What the exercise asks
Scan the material below and count each line with the string "text". Reply with the count alone.

+++

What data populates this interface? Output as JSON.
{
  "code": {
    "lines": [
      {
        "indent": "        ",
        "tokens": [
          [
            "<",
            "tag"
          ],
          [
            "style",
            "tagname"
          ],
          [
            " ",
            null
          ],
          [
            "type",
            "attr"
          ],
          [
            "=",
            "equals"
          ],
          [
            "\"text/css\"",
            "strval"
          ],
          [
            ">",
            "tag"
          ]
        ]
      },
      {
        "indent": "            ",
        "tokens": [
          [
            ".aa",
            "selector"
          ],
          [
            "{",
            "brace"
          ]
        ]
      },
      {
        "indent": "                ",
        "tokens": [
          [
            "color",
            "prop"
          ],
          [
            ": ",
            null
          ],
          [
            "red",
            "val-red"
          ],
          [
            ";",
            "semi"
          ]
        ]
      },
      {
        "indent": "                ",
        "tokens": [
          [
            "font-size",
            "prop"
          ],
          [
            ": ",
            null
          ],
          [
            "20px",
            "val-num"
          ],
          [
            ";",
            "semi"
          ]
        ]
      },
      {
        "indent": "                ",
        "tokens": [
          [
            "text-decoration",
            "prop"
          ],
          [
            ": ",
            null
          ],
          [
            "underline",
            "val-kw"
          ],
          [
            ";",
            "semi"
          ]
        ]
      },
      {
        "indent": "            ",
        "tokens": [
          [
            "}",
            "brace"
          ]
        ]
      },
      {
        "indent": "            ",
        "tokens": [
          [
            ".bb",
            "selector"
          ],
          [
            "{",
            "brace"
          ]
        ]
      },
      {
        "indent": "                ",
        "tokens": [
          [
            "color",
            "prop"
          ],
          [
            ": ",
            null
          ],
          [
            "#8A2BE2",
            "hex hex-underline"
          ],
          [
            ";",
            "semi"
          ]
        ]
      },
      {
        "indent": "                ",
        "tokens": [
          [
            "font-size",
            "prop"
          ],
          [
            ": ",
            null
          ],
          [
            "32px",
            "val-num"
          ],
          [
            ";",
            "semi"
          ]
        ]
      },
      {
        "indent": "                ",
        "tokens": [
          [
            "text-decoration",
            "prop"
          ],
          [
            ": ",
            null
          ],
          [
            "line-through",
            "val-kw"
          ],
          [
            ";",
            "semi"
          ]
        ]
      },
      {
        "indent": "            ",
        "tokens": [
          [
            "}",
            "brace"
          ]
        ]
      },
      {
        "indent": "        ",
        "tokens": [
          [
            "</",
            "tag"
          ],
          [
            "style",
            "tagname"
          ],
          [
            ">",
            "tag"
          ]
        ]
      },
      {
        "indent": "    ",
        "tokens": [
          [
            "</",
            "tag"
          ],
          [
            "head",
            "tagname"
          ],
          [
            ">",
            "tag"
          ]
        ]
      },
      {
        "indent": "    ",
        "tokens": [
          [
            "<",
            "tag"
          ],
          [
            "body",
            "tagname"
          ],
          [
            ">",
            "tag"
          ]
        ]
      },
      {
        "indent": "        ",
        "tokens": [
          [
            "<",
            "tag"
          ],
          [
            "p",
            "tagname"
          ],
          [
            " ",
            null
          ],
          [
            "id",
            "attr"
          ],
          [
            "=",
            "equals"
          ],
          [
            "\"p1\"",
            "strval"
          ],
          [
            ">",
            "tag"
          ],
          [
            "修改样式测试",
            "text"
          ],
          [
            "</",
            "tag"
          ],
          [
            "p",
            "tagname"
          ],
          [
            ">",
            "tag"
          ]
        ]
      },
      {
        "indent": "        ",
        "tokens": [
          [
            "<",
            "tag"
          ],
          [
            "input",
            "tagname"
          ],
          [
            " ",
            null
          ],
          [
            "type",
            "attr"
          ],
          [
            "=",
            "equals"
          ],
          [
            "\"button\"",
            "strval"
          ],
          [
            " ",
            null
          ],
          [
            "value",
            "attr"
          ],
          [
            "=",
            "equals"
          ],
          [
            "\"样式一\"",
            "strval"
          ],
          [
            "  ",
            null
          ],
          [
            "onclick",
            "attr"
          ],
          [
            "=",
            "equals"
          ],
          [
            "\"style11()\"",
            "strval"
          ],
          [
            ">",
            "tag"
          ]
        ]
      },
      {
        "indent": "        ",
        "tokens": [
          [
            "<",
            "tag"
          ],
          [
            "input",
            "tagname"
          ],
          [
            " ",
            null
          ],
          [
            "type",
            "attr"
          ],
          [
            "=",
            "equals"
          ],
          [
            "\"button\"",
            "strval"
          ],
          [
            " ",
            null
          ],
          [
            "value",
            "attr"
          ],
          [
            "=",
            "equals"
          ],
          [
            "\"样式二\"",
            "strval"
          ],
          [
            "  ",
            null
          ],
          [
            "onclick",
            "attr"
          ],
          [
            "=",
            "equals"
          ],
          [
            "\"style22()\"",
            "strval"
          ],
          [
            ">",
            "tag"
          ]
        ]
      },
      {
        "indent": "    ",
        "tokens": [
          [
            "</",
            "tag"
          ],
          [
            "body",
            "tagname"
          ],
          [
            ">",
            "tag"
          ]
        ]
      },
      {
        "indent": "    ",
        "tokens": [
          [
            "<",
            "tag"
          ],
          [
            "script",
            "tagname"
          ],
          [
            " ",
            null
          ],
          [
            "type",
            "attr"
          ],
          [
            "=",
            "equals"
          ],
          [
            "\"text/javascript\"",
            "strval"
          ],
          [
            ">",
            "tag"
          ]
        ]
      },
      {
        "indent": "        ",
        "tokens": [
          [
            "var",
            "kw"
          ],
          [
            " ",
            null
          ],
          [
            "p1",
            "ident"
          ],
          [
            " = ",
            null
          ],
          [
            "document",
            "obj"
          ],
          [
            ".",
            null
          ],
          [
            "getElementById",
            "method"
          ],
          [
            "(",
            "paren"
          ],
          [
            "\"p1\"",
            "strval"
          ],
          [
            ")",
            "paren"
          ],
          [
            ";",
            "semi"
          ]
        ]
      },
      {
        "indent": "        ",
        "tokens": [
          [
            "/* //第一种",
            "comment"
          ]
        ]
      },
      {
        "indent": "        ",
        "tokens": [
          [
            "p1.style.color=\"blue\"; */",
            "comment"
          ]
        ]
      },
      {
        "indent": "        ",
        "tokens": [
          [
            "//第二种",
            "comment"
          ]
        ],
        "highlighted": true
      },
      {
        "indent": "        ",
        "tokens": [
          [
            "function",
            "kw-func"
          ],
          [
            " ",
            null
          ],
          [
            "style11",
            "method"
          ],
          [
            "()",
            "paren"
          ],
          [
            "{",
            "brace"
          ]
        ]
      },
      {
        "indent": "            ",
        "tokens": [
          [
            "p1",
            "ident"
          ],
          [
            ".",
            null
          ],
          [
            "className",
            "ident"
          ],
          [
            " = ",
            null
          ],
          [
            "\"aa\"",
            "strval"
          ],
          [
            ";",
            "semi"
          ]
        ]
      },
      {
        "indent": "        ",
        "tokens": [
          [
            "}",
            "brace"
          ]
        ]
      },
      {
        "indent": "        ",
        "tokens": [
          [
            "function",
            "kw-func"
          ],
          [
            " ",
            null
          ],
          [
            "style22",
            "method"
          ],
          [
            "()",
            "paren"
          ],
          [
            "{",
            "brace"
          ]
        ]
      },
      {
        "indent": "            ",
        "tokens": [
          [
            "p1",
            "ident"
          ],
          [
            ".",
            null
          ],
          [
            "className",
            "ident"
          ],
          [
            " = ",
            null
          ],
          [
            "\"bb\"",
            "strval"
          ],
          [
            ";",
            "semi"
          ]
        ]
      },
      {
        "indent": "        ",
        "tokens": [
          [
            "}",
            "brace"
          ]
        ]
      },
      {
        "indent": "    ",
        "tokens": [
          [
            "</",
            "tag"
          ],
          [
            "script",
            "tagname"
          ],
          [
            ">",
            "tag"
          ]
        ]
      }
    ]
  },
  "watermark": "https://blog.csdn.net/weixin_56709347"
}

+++

Written reply
5